A Really Good Time

Richard Walker

After a flurry of youth subcultures emerged from the post-war devastation in Britain, including Teds, Mods and Skinheads, Punk came along in the 70s as a true and lasting expression of rebellion, rallying against traditional notions of gender, family and hierarchy.

Punk shared the values of the Situationist International art group, which inspired many early Punk artists and musicians, and who fought against the consumerism of 70s Post Modernism. Punk also drew on the anarchist ‘anti-art’ of Marcel Duchamp and Dadaism, sharing its confrontational and non-conformist approach. Inevitably Punk became popular with art students who also embraced it as a music and fashion statement.

To celebrate Punk London, a number of London galleries are showcasing the best of British Punk art and photography.


PUNK at Michael Hoppen Gallery

20th July-26th August

Ray Stevenson, Steve Havoc, Siouxsie Sioux, ‘Debbie’, 1970s, © Ray Stevenson. Courtesy of Rex Shutterstock

The Michael Hoppen Gallery is presenting a series of vintage press prints which capture Punk’s early days in 70s Britain. Look out for Punk’s famous faces - the likes of Punk fashion queen Vivienne Westwood, and music icons Johnny Rotten and Siouxsie Sioux. The gallery’s Kings Road location also has its own Punk ties; it was once a counterculture epicenter, with Vivienne Westwood’s famous shop SEX further down on World’s End.


Punk 1976-78 at the British Library

1st July-2nd October

Image courtesy of

The British Library has dug into their archives and come up with a rare collection for this exhibition. They’ve unearthed some of the best examples of Punk zines, records, recordings and flyers to celebrate Punk’s music and artistic outpourings and its enduring influence on British culture.

“Punks influence on music, movies, art, design and fashion is no longer in doubt” – Malcolm McLaren

Punk: Its Traces in Contemporary Art at MACBA, Barcelona

13th May–25th September

Left: Gavin Turk, Pop Up, 2000 © Gavin Turk, 2016. Courtesy of Epunk.

Right: Triple Pop by Gavin Turk

For our International readers and anyone planning a visit to Barcelona this summer, MACBA is also saluting Punk culture with its exhibition Punk: Its Traces in Contemporary Art. The show focuses on Punk’s critical voice and its DIY ethos.


And for the final act …

This November Joe Corré, former ‘underwear king’ and son of Vivienne Westwood and Malcolm McLaren, plans to publicly burn £5million worth of Punk memorabilia as a protest against Punk London, claiming Punk does not belong in the mainstream.

A Punk protest, a publicity stunt or a Situationist happening?

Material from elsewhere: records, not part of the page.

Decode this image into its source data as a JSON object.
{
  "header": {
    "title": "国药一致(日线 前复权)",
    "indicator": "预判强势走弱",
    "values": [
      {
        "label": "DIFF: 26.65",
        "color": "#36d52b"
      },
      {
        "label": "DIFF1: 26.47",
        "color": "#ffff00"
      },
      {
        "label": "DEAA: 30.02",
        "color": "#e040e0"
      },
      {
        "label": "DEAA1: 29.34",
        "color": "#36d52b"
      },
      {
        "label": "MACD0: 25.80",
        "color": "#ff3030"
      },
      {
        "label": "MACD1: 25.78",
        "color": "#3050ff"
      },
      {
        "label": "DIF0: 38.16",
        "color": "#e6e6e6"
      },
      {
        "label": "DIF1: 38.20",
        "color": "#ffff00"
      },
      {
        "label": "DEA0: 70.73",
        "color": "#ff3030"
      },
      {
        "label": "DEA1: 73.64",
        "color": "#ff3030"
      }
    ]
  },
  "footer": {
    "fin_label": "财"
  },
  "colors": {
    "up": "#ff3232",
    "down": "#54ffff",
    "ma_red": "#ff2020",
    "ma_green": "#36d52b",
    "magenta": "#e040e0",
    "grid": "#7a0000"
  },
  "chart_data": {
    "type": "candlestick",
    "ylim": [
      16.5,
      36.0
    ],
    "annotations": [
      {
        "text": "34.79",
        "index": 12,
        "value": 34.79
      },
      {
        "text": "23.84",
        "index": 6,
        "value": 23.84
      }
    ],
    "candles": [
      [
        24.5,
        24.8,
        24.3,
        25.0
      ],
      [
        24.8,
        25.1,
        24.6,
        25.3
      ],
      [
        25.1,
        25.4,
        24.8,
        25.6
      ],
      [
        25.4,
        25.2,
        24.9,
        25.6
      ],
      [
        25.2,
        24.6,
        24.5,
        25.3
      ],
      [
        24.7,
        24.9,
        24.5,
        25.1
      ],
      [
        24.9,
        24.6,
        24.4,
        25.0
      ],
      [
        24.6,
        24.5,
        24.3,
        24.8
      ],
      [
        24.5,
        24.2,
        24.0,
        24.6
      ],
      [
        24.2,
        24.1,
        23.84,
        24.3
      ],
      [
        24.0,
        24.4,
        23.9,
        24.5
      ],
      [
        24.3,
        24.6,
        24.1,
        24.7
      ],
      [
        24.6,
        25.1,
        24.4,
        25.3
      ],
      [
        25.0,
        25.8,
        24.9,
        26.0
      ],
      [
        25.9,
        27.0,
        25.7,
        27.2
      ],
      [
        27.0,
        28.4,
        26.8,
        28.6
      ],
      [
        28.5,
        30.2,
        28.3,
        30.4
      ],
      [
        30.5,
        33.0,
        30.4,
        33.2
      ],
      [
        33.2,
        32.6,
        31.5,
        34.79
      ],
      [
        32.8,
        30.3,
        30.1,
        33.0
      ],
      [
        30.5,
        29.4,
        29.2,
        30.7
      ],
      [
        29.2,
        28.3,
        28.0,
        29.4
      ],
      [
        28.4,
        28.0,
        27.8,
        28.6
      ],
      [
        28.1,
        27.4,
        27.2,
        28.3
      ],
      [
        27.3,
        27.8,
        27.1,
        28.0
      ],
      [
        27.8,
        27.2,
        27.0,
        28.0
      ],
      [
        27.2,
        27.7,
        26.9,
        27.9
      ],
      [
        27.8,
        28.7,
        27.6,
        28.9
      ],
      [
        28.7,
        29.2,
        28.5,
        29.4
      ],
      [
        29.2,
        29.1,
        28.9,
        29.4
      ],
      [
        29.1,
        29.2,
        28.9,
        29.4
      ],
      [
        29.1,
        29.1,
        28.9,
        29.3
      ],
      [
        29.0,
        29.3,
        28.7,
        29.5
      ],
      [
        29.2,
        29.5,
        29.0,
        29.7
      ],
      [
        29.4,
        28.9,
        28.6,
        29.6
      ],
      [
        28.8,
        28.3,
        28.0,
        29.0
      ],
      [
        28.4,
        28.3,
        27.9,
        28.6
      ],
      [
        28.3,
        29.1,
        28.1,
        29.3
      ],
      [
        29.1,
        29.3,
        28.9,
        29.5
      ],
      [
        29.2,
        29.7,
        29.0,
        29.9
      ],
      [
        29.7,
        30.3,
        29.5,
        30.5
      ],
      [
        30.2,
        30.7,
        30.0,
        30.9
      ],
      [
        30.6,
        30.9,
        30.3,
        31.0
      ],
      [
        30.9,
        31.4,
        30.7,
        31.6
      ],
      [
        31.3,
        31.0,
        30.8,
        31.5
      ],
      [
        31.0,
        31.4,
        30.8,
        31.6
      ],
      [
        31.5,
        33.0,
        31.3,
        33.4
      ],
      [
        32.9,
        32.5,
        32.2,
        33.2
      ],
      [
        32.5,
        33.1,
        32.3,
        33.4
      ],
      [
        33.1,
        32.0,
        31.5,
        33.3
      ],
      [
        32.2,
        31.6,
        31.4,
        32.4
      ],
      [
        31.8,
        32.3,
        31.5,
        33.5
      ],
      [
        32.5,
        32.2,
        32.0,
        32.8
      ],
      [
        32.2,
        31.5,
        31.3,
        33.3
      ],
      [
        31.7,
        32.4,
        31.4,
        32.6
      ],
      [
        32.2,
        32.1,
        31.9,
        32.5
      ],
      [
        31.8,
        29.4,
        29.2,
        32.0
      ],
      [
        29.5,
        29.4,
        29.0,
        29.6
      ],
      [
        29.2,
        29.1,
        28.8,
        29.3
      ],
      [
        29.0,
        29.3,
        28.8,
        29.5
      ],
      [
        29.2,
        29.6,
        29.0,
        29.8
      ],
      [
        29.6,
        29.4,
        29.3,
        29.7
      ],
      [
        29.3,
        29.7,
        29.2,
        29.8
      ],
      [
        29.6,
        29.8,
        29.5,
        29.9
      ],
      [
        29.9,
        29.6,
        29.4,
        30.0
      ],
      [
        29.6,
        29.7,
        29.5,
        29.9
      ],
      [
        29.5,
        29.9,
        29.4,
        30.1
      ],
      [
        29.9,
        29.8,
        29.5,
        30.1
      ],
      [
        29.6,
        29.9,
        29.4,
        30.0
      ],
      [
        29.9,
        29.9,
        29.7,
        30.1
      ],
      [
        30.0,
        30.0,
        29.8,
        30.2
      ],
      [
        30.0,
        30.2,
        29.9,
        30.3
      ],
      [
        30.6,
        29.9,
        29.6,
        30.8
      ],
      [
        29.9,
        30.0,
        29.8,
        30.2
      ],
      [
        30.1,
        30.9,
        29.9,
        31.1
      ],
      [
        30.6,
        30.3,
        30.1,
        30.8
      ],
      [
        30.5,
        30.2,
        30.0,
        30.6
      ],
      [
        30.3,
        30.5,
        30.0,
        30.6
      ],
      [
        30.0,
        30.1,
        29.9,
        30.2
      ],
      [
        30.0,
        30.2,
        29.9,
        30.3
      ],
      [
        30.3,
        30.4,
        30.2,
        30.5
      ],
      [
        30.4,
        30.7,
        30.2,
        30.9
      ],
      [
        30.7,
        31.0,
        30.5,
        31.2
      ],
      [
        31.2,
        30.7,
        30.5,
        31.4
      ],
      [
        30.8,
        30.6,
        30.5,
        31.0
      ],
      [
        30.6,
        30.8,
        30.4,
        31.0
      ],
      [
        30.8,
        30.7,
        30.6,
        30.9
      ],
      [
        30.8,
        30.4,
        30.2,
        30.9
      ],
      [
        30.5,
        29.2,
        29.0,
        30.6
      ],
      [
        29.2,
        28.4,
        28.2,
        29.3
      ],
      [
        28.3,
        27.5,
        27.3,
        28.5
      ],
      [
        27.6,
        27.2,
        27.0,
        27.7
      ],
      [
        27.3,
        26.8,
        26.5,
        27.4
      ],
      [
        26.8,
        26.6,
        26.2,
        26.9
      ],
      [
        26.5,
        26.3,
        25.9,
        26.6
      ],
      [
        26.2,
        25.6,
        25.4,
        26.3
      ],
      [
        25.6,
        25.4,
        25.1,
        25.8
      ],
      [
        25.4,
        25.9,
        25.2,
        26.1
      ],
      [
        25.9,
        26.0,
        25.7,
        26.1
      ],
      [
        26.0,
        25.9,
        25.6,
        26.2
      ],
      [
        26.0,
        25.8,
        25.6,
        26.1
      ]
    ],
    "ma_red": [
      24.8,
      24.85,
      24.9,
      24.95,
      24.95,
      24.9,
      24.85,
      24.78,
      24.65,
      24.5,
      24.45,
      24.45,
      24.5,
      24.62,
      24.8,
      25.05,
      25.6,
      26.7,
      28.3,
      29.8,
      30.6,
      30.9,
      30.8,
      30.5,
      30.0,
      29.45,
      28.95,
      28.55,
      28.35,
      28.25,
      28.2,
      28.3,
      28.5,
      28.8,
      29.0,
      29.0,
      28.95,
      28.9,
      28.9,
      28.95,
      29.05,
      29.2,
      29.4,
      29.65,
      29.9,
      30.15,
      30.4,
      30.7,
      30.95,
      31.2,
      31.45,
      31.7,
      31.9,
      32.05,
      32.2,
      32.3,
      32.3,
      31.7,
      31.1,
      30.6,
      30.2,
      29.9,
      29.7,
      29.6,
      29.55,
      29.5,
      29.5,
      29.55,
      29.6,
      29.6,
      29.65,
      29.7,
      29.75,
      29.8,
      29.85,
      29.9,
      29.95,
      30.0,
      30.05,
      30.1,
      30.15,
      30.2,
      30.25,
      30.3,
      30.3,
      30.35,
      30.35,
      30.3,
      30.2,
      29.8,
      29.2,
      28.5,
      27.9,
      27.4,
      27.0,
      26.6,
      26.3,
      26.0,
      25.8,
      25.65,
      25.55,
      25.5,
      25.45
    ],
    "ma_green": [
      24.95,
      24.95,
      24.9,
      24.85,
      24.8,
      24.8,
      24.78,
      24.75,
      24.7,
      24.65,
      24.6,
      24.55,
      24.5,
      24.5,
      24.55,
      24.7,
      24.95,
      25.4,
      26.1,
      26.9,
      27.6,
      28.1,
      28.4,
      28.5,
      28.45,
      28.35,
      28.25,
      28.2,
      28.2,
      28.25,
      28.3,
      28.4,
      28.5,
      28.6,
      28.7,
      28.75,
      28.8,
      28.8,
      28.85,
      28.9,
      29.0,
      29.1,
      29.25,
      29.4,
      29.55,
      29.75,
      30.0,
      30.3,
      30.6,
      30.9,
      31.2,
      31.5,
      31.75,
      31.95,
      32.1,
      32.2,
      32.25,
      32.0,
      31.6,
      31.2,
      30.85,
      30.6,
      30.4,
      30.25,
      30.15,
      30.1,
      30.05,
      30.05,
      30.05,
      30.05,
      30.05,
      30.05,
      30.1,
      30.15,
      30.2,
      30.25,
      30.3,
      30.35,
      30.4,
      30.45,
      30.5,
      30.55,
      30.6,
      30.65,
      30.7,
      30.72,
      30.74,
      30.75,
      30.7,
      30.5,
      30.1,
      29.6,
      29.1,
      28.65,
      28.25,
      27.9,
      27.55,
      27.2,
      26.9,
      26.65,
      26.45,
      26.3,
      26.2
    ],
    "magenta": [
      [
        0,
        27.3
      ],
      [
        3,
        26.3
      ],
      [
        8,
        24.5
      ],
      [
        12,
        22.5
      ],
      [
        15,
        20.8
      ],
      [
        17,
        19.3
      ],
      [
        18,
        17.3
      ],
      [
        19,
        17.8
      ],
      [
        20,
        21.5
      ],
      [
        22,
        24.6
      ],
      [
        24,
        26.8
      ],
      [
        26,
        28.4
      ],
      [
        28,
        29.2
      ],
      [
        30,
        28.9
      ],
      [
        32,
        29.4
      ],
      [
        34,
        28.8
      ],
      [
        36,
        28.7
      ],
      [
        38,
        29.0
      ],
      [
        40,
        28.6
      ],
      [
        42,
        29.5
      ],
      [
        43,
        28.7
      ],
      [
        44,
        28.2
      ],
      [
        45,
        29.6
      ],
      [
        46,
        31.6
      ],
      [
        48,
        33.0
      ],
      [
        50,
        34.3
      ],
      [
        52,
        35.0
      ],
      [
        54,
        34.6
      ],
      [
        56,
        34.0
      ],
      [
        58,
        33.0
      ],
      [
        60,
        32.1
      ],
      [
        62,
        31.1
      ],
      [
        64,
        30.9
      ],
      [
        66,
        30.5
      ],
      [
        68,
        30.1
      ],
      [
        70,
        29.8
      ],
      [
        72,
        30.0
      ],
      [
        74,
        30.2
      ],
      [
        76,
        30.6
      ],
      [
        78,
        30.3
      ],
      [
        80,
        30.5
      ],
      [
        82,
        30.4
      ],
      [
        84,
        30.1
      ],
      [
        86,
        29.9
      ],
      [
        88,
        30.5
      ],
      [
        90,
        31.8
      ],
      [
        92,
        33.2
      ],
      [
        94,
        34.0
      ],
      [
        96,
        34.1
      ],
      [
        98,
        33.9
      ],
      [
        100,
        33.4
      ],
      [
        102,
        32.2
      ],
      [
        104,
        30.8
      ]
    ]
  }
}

I’ll let you decide…

Visit for more!


Rise Art'S Punk Picks

Any Day Now

Richard Walker


Kristin Gaudio-Endsley

Audrey- I Believe in Punk!

Raffaella Artist





Top banner image: Ray Stevenson, Sex Pistols, El Paradise Club, London, 1976, © Ray Stevenson. Courtesy of Rex Shutterstock